Exercise brief
With the listing in front of you, retype it exactly.

= = = = = = =

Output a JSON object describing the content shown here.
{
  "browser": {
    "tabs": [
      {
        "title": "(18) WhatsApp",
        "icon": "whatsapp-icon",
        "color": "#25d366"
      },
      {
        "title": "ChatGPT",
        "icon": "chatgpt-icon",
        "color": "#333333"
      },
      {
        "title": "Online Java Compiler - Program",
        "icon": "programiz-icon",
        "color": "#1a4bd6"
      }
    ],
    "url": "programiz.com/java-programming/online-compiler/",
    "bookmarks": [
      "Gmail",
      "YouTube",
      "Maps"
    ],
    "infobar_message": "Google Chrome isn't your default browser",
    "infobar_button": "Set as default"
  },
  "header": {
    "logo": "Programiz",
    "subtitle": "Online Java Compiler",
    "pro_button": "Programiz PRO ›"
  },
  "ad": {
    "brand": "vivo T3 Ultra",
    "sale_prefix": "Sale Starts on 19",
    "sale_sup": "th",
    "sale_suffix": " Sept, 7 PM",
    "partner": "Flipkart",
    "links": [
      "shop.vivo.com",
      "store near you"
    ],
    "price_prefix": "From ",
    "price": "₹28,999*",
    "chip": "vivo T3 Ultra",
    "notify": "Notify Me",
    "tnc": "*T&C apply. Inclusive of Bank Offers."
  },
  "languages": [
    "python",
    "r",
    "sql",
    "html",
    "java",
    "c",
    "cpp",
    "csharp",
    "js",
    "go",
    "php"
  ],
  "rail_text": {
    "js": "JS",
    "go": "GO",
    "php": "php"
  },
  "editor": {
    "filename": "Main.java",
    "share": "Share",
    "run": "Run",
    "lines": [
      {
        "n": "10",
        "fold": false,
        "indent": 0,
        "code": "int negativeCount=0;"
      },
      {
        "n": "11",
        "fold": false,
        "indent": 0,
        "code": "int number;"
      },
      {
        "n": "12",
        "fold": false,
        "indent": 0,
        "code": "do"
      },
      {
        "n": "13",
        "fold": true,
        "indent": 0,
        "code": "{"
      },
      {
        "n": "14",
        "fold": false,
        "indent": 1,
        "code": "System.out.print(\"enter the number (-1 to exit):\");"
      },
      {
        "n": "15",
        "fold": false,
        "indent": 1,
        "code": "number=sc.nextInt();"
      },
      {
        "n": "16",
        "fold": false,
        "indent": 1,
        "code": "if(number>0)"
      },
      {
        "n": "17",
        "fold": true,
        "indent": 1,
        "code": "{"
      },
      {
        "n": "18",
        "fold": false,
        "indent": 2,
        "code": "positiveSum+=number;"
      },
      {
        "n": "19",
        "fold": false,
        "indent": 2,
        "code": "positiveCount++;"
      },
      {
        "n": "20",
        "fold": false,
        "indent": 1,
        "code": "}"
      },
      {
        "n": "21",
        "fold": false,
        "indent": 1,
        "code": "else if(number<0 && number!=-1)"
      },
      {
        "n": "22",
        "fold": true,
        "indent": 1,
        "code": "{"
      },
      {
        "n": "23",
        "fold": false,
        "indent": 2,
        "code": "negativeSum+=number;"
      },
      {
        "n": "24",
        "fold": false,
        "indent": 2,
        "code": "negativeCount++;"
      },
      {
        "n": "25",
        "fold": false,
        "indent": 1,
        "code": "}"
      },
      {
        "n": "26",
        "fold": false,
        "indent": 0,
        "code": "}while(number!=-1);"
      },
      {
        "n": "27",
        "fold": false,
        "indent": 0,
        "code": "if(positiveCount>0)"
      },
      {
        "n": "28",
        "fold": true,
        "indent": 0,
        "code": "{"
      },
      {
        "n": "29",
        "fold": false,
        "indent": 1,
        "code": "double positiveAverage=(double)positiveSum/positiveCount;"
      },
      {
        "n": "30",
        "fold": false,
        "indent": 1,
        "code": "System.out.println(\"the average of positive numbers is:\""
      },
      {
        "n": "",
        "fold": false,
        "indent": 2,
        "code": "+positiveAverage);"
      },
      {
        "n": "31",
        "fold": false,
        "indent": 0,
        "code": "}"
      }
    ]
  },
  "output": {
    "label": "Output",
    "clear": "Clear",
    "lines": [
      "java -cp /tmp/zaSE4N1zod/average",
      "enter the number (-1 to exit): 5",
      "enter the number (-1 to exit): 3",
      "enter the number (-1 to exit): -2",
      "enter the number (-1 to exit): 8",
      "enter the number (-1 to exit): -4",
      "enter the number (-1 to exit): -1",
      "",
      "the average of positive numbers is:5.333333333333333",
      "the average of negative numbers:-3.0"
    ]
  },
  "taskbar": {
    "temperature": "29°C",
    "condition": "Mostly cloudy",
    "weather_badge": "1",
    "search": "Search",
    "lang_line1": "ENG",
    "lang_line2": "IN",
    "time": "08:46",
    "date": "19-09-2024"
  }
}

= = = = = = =

Answer to this task
Output a JSON object describing the content shown here.
{
  "browser": {
    "tabs": [
      {
        "title": "(18) WhatsApp",
        "icon": "whatsapp-icon",
        "color": "#25d366"
      },
      {
        "title": "ChatGPT",
        "icon": "chatgpt-icon",
        "color": "#333333"
      },
      {
        "title": "Online Java Compiler - Program",
        "icon": "programiz-icon",
        "color": "#1a4bd6"
      }
    ],
    "url": "programiz.com/java-programming/online-compiler/",
    "bookmarks": [
      "Gmail",
      "YouTube",
      "Maps"
    ],
    "infobar_message": "Google Chrome isn't your default browser",
    "infobar_button": "Set as default"
  },
  "header": {
    "logo": "Programiz",
    "subtitle": "Online Java Compiler",
    "pro_button": "Programiz PRO ›"
  },
  "ad": {
    "brand": "vivo T3 Ultra",
    "sale_prefix": "Sale Starts on 19",
    "sale_sup": "th",
    "sale_suffix": " Sept, 7 PM",
    "partner": "Flipkart",
    "links": [
      "shop.vivo.com",
      "store near you"
    ],
    "price_prefix": "From ",
    "price": "₹28,999*",
    "chip": "vivo T3 Ultra",
    "notify": "Notify Me",
    "tnc": "*T&C apply. Inclusive of Bank Offers."
  },
  "languages": [
    "python",
    "r",
    "sql",
    "html",
    "java",
    "c",
    "cpp",
    "csharp",
    "js",
    "go",
    "php"
  ],
  "rail_text": {
    "js": "JS",
    "go": "GO",
    "php": "php"
  },
  "editor": {
    "filename": "Main.java",
    "share": "Share",
    "run": "Run",
    "lines": [
      {
        "n": "10",
        "fold": false,
        "indent": 0,
        "code": "int negativeCount=0;"
      },
      {
        "n": "11",
        "fold": false,
        "indent": 0,
        "code": "int number;"
      },
      {
        "n": "12",
        "fold": false,
        "indent": 0,
        "code": "do"
      },
      {
        "n": "13",
        "fold": true,
        "indent": 0,
        "code": "{"
      },
      {
        "n": "14",
        "fold": false,
        "indent": 1,
        "code": "System.out.print(\"enter the number (-1 to exit):\");"
      },
      {
        "n": "15",
        "fold": false,
        "indent": 1,
        "code": "number=sc.nextInt();"
      },
      {
        "n": "16",
        "fold": false,
        "indent": 1,
        "code": "if(number>0)"
      },
      {
        "n": "17",
        "fold": true,
        "indent": 1,
        "code": "{"
      },
      {
        "n": "18",
        "fold": false,
        "indent": 2,
        "code": "positiveSum+=number;"
      },
      {
        "n": "19",
        "fold": false,
        "indent": 2,
        "code": "positiveCount++;"
      },
      {
        "n": "20",
        "fold": false,
        "indent": 1,
        "code": "}"
      },
      {
        "n": "21",
        "fold": false,
        "indent": 1,
        "code": "else if(number<0 && number!=-1)"
      },
      {
        "n": "22",
        "fold": true,
        "indent": 1,
        "code": "{"
      },
      {
        "n": "23",
        "fold": false,
        "indent": 2,
        "code": "negativeSum+=number;"
      },
      {
        "n": "24",
        "fold": false,
        "indent": 2,
        "code": "negativeCount++;"
      },
      {
        "n": "25",
        "fold": false,
        "indent": 1,
        "code": "}"
      },
      {
        "n": "26",
        "fold": false,
        "indent": 0,
        "code": "}while(number!=-1);"
      },
      {
        "n": "27",
        "fold": false,
        "indent": 0,
        "code": "if(positiveCount>0)"
      },
      {
        "n": "28",
        "fold": true,
        "indent": 0,
        "code": "{"
      },
      {
        "n": "29",
        "fold": false,
        "indent": 1,
        "code": "double positiveAverage=(double)positiveSum/positiveCount;"
      },
      {
        "n": "30",
        "fold": false,
        "indent": 1,
        "code": "System.out.println(\"the average of positive numbers is:\""
      },
      {
        "n": "",
        "fold": false,
        "indent": 2,
        "code": "+positiveAverage);"
      },
      {
        "n": "31",
        "fold": false,
        "indent": 0,
        "code": "}"
      }
    ]
  },
  "output": {
    "label": "Output",
    "clear": "Clear",
    "lines": [
      "java -cp /tmp/zaSE4N1zod/average",
      "enter the number (-1 to exit): 5",
      "enter the number (-1 to exit): 3",
      "enter the number (-1 to exit): -2",
      "enter the number (-1 to exit): 8",
      "enter the number (-1 to exit): -4",
      "enter the number (-1 to exit): -1",
      "",
      "the average of positive numbers is:5.333333333333333",
      "the average of negative numbers:-3.0"
    ]
  },
  "taskbar": {
    "temperature": "29°C",
    "condition": "Mostly cloudy",
    "weather_badge": "1",
    "search": "Search",
    "lang_line1": "ENG",
    "lang_line2": "IN",
    "time": "08:46",
    "date": "19-09-2024"
  }
}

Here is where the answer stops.